Greg van Eekhout Quotes.
More than working toward the book’s climax, I work toward the denouement. As a reader and a writer, that’s where I find the real satisfaction.
Being part of the original Star Wars generation, I have always known a dark future.
‘California Bones’ is the first volume in my trilogy about Daniel Blackland, a wizard trying to survive in a world that eats wizards. It’s a book about friends and family, trust and betrayal, the love of power and the power of love.
As a reader, I tend not to get too much from tales of unrelenting grimness.
In high school, I stole a six-foot submarine sandwich from a banquet room in front of several hundred people. I did it because I was in marching band, and we were promised food if we played, and they broke their promise. It was my first and only heist, motivated by justice and hunger.
I feel lucky that my career so far has included books for adults and books for kids. They’re equally important to me, and I hope I get to continue writing both.
I don’t think that eating bones is necessarily gruesome unless you’re a vegetarian.
In everything I write, I’m always striving to hit the right mix of light and darkness, humor and pain, fun and seriousness.
If ‘Star Wars’ wasn’t enough to prepare me for a dark future, there was the ‘Planet of the Apes’ franchise, conveniently repeated for me in Los Angeles on KABC’s Channel Seven 3:30 movie. Apes enslaving humans! Mutants with boils and an atom bomb! Ape riots in Century City! They killed baby Caesar’s parents!
It’s possible I’m a weird person, you know, and if I could only write for people who are like me, I wouldn’t have any audience at all. Ultimately, I’m my audience. I’m writing stories for myself. I don’t have kids of my own, and I don’t hang around kids all that much. Maybe that puts me at a disadvantage.

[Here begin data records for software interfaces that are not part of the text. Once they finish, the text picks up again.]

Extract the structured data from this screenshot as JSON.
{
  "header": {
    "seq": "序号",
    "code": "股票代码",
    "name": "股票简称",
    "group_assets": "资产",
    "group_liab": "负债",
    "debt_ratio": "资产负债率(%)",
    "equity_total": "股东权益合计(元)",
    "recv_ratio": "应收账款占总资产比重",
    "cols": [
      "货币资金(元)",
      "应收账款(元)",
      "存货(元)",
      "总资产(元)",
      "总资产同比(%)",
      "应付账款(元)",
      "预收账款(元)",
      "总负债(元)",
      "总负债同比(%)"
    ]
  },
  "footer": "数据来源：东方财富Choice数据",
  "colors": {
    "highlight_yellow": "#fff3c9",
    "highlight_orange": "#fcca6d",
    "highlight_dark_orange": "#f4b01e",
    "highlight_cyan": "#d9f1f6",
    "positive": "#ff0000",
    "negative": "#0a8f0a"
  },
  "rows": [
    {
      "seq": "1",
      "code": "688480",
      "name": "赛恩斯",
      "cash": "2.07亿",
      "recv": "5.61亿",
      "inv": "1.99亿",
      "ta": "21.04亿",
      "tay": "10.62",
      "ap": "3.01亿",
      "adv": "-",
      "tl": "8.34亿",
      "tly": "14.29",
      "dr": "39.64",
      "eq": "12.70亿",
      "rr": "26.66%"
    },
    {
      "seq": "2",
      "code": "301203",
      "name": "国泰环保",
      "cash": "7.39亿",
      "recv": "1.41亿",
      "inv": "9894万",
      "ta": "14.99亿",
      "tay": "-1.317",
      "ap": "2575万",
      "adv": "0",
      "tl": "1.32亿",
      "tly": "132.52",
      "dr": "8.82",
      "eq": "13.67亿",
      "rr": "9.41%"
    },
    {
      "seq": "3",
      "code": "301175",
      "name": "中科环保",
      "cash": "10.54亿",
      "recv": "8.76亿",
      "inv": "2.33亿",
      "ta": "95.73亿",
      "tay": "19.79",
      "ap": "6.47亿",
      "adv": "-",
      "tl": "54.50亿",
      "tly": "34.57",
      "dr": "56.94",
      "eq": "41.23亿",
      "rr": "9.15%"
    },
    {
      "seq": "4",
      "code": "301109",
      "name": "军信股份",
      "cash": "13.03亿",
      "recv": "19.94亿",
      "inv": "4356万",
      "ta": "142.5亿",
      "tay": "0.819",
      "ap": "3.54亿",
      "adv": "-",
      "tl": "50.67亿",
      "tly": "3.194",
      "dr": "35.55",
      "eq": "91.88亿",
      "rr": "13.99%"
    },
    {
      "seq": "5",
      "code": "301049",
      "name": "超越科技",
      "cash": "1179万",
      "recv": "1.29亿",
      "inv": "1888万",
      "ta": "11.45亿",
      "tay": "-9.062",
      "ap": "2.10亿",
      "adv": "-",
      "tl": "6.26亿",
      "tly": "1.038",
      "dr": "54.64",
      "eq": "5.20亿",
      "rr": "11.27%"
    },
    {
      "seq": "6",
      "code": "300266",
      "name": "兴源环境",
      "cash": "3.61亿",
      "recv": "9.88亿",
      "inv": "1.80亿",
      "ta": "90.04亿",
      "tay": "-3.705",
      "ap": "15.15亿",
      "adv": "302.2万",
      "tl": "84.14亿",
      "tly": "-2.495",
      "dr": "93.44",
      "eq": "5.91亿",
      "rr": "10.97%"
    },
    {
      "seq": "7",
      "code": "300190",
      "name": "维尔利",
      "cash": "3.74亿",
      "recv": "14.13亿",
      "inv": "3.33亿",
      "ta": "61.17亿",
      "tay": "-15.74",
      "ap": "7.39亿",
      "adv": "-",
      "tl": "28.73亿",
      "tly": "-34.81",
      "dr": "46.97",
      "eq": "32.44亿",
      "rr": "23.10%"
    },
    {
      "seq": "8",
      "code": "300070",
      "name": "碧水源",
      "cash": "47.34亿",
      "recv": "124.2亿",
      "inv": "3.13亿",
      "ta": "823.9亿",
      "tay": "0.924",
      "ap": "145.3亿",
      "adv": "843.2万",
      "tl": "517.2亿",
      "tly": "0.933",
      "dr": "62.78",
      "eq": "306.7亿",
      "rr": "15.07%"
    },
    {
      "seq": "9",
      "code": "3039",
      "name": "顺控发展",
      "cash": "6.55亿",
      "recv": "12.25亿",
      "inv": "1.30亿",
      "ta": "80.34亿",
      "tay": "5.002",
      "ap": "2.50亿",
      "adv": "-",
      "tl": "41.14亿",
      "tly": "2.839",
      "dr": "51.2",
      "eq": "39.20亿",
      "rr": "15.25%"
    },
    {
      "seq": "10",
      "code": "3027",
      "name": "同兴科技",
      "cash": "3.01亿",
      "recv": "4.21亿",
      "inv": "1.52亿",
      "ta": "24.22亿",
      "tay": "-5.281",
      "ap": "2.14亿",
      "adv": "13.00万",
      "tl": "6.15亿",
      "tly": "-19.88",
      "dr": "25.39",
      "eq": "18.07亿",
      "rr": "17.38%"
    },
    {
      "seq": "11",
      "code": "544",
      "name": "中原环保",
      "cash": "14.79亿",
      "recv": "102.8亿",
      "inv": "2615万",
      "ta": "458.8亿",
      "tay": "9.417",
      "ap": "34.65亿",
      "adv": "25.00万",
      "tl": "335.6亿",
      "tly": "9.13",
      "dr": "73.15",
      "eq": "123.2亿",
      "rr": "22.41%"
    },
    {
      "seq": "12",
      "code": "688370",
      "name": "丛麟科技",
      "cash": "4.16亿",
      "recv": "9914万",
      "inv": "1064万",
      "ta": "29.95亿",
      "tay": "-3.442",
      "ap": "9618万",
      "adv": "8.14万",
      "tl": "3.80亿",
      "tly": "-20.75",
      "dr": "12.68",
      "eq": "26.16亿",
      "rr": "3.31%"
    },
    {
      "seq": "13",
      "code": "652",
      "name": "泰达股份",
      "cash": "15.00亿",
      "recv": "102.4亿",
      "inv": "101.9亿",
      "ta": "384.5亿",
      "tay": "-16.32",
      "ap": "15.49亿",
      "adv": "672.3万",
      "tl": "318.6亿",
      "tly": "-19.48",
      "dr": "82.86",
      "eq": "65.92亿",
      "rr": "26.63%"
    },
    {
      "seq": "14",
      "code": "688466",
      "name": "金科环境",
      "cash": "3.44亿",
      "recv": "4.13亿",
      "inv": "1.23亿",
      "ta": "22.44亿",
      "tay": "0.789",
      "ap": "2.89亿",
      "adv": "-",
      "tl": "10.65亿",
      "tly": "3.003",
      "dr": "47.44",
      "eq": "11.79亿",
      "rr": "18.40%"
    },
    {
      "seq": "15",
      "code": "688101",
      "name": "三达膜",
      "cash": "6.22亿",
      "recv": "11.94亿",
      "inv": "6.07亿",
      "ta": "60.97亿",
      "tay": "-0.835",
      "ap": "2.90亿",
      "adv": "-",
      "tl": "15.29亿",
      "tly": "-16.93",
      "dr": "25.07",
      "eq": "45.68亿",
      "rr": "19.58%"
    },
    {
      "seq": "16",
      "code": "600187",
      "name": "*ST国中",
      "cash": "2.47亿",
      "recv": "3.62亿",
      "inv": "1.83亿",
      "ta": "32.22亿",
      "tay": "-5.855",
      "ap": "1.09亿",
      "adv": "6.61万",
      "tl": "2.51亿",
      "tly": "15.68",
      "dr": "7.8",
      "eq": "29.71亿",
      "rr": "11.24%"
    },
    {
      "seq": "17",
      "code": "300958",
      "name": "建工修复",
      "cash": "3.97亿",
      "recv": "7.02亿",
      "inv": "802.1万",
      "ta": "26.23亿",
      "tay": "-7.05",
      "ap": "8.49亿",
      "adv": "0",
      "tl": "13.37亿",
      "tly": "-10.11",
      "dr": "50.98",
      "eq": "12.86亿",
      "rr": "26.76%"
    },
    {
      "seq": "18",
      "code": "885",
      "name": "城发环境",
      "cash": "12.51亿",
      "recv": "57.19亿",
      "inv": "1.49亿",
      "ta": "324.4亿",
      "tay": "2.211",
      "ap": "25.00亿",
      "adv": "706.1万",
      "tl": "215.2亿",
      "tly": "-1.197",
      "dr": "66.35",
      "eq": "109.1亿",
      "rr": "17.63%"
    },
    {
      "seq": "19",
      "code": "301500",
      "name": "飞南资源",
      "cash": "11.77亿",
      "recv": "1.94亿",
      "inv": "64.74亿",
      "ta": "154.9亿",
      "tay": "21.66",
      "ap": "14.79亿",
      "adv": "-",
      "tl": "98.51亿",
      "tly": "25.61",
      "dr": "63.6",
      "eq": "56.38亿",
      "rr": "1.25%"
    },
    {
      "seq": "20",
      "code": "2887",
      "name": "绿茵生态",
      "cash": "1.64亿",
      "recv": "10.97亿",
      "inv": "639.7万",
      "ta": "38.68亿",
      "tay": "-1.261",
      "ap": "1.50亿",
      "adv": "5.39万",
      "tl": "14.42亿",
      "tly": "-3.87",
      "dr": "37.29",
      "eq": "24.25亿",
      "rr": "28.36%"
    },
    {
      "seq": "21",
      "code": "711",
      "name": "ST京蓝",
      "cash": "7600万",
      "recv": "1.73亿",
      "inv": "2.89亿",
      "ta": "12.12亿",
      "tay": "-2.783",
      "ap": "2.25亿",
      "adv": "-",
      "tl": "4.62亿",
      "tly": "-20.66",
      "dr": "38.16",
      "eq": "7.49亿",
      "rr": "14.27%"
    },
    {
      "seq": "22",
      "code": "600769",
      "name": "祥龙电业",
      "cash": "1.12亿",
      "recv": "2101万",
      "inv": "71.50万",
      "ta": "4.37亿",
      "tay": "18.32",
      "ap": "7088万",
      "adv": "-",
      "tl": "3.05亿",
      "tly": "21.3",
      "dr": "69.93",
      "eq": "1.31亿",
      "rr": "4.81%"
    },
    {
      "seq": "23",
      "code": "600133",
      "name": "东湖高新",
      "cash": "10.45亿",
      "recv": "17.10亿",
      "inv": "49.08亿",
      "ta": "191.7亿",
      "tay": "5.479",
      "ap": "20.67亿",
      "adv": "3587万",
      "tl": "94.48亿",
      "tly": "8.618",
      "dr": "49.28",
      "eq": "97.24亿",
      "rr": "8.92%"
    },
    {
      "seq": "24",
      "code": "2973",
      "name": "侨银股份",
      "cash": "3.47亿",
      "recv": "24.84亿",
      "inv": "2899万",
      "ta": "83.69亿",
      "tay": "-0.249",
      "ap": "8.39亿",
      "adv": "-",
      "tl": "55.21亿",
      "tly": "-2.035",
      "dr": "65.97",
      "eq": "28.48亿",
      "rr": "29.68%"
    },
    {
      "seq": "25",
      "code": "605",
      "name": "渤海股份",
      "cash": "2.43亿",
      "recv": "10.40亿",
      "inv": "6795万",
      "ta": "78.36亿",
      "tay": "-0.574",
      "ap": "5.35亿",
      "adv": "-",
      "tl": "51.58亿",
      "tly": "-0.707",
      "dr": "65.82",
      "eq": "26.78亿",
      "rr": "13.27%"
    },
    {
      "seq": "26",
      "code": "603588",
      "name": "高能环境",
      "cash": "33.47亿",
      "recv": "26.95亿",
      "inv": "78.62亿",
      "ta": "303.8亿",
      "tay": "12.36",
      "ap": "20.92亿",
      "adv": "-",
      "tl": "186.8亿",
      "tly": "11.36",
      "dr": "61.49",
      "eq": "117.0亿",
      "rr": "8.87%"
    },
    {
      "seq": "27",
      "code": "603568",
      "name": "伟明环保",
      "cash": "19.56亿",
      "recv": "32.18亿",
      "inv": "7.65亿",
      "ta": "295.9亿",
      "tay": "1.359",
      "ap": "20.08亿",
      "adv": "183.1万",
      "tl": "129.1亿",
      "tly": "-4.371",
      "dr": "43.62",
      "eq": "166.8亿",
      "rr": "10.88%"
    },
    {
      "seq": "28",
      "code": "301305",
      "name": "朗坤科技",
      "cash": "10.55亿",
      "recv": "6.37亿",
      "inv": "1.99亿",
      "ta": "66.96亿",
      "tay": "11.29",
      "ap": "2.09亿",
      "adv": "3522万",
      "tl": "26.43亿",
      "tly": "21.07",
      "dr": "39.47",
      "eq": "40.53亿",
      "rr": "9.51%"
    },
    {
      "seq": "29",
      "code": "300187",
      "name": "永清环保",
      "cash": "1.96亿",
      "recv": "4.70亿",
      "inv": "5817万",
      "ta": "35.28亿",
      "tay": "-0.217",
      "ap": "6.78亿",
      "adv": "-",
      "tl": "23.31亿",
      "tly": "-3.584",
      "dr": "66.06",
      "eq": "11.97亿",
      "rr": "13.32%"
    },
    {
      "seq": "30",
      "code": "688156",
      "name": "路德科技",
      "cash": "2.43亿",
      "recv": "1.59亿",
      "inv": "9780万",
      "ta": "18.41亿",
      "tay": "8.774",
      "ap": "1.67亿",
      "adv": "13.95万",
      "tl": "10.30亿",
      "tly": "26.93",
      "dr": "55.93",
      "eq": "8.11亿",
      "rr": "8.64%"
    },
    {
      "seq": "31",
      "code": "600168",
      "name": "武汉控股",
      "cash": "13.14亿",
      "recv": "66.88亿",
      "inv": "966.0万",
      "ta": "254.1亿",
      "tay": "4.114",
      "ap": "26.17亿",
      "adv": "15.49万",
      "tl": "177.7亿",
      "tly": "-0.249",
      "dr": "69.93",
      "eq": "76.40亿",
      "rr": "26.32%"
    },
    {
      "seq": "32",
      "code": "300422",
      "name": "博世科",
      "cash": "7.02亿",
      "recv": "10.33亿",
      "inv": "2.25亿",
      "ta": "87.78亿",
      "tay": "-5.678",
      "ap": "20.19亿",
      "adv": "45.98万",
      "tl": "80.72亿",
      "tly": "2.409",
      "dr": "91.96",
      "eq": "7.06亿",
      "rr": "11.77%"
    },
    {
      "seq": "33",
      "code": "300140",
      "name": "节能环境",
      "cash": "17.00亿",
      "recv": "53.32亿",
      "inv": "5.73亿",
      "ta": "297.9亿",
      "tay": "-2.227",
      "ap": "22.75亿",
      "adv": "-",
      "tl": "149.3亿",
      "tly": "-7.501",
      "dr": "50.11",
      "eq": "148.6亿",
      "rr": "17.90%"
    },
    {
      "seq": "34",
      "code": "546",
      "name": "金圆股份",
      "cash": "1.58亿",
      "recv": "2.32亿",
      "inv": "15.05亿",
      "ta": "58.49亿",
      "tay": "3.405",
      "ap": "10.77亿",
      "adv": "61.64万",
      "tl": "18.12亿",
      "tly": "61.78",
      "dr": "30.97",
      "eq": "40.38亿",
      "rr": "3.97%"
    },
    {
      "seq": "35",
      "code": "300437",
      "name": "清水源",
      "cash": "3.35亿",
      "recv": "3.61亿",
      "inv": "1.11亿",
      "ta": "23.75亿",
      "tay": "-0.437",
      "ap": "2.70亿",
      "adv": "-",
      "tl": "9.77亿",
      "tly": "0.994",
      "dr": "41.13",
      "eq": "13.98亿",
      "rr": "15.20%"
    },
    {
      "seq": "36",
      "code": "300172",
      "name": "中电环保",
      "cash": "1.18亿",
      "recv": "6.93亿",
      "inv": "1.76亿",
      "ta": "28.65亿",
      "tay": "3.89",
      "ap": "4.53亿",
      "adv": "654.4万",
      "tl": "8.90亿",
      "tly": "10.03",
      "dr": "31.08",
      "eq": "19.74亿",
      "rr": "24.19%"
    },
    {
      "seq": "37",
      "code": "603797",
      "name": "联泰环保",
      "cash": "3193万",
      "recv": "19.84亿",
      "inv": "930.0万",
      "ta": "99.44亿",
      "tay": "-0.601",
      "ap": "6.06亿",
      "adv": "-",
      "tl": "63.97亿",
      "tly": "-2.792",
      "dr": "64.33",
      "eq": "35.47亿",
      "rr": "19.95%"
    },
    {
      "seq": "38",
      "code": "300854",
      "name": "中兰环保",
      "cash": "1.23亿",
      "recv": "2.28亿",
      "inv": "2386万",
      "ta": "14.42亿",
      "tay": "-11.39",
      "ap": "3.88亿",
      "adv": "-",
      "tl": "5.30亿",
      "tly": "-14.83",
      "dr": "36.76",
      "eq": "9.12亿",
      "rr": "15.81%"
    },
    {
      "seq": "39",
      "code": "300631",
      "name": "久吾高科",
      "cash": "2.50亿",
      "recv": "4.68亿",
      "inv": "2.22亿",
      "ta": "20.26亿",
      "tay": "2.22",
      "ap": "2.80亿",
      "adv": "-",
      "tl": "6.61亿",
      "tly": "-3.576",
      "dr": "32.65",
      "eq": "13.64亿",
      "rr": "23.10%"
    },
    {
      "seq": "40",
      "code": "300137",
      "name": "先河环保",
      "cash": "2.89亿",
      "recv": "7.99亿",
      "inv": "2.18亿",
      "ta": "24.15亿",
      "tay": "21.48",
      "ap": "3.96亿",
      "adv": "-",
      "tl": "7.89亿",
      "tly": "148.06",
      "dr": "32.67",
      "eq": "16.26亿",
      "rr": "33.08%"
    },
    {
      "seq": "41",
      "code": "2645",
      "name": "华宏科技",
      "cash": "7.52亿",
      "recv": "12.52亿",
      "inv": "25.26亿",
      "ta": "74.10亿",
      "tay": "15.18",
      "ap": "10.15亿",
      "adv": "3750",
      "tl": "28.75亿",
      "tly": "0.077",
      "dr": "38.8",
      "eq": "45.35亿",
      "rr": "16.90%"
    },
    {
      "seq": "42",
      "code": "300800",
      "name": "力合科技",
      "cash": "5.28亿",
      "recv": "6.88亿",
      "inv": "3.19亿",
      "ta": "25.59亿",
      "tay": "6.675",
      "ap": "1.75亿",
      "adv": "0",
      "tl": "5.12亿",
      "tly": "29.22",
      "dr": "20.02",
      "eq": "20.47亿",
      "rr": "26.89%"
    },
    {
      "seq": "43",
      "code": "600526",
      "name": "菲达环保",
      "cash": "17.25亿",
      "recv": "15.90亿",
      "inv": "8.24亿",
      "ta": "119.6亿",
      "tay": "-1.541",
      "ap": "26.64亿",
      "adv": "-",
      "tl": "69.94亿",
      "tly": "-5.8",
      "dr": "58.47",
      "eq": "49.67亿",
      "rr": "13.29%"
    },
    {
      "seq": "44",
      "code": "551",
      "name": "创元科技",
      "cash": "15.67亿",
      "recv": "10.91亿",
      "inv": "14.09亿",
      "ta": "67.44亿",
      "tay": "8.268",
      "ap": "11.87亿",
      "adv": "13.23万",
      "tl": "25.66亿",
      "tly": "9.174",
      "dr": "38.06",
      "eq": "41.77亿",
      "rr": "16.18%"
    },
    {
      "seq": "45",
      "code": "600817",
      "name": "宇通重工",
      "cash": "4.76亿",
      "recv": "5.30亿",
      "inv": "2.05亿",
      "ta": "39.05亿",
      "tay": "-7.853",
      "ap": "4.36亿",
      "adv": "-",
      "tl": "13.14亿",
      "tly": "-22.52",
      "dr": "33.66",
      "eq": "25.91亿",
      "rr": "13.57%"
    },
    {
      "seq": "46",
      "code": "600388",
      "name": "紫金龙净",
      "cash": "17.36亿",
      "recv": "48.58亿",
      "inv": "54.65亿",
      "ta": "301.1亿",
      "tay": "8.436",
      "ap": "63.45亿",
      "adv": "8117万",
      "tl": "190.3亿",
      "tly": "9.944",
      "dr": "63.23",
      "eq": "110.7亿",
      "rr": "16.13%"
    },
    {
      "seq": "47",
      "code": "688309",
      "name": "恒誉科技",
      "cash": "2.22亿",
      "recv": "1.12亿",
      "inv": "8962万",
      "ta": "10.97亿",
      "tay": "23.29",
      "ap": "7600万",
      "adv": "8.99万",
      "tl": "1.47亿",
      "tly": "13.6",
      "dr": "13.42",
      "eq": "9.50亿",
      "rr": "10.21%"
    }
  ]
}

The stakes in my books tend to be kind of ridiculously high. In ‘Kid vs. Squid,’ the question is whether or not the California coast will be subsumed by the ocean in favor of the creation of a new Atlantis. In ‘The Boy at the End of the World,’ what’s at stake is the survival of the human species.
There’s a certain amount of world-building that I hold off on until I need it for the story. World building in advance isn’t really my thing, maybe because I didn’t grow up playing RPG’s.